Bruce Nussbaum, BusinessWeek’s editor and blogger on the design and innovation beat, has declared that “‘Innovation’ is Dead” and that “Transformation” is the new “key concept” of 2009.
He correctly observes that the word “innovation” is overused in the business world. This, of course, has been obvious for a long time to a great many people — in particular, I think, among practicing designers. But it’s fascinating to think about what his declaration reveals about the nature of the whole innovation craze Nussbaum helped start.
The conversations around innovation over the past few years have in large part focused on producing innovation where it does not exist. It hasn’t been about innovation itself, but rather about cultivating innovation. It’s been about transforming groups of people who, without clever and forward-thinking leadership, would utterly fail to innovate. The literature, then, is aimed at people who fancy themselves as that same clever and forward-thinking leader.
To those of us whose everyday job is to innovate — e.g., designers — the hype around “innovation” has always seemed a little weird. As if not innovating has ever been an option for a designer. We do this all the time!
So what Nussbaum and the innovation cheerleaders have been talking about all along has not been about how innovative people can be more innovative. It’s been about how to take teams that cannot or will not innovate and getting them to actually come up with new ideas. Which is why, I think, he has chosen to zoom in on “transformation” as the key word. It’s always been about change.
In fact, I would go one step further and posit that what heâ€™s really talking about is therapy. How to take a damaged or under-performing body and build it into something that works. To repair broken methodologies that produce the same-old solutions. To build up capabilities that have atrophied, or that may never have even existed.
The innovation conversation, then, usually begins with this (usually unstated) presumption of dysfunction and failure. You can probably insert a subtitle under most headlines: “How to fix your backward company”. Even Nussbaumâ€™s new â€œtransformationâ€ implies that organizations need to implement radical change just to keep up. But what about organizations who are already keeping up really well? What about organizations that are already leading the way? What relevance does â€œinnovationâ€ and â€œtransformationâ€ have to someone cruising along on the cutting edge?
Transformation is for when youâ€™re doing it wrong.

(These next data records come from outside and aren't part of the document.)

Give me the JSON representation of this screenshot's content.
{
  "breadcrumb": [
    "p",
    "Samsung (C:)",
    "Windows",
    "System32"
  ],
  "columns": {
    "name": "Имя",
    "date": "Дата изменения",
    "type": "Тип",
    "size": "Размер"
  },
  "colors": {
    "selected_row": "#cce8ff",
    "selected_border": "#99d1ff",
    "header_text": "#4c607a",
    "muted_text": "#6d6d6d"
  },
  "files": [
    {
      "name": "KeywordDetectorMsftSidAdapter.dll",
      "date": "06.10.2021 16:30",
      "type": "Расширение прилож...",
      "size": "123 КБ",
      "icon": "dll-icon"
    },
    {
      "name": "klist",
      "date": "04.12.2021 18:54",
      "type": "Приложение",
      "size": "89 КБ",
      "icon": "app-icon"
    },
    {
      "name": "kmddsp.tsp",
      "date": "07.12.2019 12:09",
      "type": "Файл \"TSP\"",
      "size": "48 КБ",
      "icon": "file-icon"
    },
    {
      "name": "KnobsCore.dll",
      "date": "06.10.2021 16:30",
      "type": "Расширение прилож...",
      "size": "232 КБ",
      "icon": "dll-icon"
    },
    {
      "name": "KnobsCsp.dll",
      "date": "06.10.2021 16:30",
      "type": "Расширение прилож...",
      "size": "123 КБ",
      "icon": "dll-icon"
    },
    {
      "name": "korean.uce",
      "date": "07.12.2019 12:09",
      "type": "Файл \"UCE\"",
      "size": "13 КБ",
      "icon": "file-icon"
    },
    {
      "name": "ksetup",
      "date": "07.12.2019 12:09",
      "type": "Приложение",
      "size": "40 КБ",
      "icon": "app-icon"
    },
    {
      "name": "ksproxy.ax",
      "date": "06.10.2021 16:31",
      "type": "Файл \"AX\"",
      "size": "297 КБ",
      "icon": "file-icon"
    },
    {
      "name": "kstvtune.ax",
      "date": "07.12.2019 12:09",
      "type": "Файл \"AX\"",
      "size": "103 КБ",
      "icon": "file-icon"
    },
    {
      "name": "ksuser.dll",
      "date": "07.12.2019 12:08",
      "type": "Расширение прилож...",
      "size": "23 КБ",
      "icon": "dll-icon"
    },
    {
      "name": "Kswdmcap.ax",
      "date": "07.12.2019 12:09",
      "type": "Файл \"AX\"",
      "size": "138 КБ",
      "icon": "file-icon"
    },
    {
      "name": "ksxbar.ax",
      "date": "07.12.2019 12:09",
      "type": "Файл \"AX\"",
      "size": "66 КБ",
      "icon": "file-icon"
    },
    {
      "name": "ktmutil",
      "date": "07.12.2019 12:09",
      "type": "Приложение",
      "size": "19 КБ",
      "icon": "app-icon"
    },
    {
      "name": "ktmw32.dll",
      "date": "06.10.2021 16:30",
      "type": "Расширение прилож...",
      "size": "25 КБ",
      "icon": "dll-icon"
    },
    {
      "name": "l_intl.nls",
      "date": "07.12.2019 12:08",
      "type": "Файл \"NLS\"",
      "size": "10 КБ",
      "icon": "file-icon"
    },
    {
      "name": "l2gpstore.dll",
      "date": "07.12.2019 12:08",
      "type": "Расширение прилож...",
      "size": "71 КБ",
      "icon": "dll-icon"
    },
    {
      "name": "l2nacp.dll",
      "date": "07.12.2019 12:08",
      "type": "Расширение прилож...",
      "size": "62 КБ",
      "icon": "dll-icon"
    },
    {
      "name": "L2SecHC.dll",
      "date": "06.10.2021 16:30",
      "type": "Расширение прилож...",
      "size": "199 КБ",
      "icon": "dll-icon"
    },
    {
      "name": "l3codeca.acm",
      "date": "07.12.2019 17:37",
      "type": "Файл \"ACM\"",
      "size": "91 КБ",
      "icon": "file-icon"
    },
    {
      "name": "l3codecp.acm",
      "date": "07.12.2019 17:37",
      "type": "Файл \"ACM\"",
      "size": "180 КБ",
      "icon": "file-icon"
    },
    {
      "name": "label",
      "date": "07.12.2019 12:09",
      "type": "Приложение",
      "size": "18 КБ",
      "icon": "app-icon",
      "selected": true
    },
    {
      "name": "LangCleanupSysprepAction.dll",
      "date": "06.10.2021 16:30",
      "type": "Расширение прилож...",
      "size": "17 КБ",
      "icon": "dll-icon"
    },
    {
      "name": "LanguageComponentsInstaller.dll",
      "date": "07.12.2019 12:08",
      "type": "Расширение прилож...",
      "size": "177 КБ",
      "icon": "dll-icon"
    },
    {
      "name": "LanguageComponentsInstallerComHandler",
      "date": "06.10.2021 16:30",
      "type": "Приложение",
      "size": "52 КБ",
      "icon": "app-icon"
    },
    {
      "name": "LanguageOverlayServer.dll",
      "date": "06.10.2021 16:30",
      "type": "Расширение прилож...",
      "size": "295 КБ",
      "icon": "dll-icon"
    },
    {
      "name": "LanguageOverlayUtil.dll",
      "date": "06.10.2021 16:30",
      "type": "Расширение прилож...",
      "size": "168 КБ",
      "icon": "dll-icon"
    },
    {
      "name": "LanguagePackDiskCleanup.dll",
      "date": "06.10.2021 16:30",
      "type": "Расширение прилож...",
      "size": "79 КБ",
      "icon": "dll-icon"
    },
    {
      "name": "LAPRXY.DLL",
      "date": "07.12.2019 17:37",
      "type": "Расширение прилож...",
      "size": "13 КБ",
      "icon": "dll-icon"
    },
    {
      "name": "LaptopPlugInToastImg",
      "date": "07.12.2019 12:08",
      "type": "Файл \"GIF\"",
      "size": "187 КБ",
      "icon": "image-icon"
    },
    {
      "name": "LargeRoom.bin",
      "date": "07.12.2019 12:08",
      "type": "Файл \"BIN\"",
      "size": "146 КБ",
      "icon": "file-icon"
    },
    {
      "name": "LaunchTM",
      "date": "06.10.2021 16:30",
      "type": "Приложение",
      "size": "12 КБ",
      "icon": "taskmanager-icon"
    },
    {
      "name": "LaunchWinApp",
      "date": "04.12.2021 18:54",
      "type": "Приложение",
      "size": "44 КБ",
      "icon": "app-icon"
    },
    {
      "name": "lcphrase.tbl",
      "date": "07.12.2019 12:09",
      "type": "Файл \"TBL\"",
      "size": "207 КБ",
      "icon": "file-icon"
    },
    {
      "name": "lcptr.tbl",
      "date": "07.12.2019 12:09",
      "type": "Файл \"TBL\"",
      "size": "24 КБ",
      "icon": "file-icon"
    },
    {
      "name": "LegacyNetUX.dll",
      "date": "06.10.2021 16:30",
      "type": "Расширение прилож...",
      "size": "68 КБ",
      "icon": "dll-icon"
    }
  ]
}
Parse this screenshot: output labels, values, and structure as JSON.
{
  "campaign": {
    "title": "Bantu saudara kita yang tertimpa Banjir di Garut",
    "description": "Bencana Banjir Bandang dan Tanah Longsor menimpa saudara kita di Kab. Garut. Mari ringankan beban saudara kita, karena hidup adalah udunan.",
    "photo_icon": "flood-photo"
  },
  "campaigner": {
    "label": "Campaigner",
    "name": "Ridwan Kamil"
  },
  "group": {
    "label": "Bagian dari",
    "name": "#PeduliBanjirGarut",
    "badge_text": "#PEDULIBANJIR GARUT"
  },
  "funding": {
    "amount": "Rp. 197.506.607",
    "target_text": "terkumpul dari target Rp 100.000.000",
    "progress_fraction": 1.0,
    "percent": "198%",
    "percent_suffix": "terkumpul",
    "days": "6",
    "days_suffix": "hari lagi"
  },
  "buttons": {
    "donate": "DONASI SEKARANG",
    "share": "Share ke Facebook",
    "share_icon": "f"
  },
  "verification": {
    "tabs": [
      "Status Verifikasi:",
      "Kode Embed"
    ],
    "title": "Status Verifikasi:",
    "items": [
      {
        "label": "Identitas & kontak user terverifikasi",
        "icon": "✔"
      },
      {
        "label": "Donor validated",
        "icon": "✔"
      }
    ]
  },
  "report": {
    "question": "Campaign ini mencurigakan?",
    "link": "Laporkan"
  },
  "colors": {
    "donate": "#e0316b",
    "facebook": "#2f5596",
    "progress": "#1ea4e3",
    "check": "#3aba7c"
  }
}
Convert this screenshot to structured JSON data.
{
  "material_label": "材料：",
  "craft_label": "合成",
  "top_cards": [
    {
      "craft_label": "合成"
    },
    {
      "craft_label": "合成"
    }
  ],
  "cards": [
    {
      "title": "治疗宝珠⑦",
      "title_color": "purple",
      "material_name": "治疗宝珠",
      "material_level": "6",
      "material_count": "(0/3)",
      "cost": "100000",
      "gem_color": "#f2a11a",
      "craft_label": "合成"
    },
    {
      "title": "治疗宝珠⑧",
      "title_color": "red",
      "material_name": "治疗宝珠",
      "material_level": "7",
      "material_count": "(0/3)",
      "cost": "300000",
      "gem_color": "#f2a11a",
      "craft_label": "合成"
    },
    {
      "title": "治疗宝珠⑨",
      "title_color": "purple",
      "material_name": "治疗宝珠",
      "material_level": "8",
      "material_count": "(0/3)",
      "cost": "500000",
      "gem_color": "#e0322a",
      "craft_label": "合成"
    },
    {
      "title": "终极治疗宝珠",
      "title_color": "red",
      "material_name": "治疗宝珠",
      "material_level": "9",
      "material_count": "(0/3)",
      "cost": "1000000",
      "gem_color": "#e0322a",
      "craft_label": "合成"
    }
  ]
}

Therapy is for when youâ€™re injured.
But what do you do when you want to really perform?
How do you get to Carnegie Hall?
Practice is what athletes and musicians and actors do constantly to stay on the top of their games. And practice is what great designers do. All day every day.
For those of us who are designers, then, the whole innovation conversation often leads us to think about the difference between practicing and managing: A great design leader may or may not practice their craft every day, any more than a great coach or choreographer needs to break a sweat every day. Whether a design leader does hands-on design work, however, isn’t as important as that design leader pushing their team to do that work. Not to talk about innovation, but to actually do design work. If your team isn’t innovating, then chances are they simply aren’t designing enough. Make them design new stuff. Make them practice.
And, of course, there’s talent. Many assume that innovation comes almost exclusively from talented people. I tend to think this way, too. But a great team is a team of great people working together. Innovative people will doubtlessly fail to innovate in the wrong environment. Managing innovation may simply boil down to leading innovative people to practice their craft more, or maybe even simply creating a space for innovative people to thrive on their own. But it most certainly is not about transforming a mediocre team into an effective hive mind.
This goes the same for organizations. You want an innovative organization? Make ’em design. All the time. Make them practice.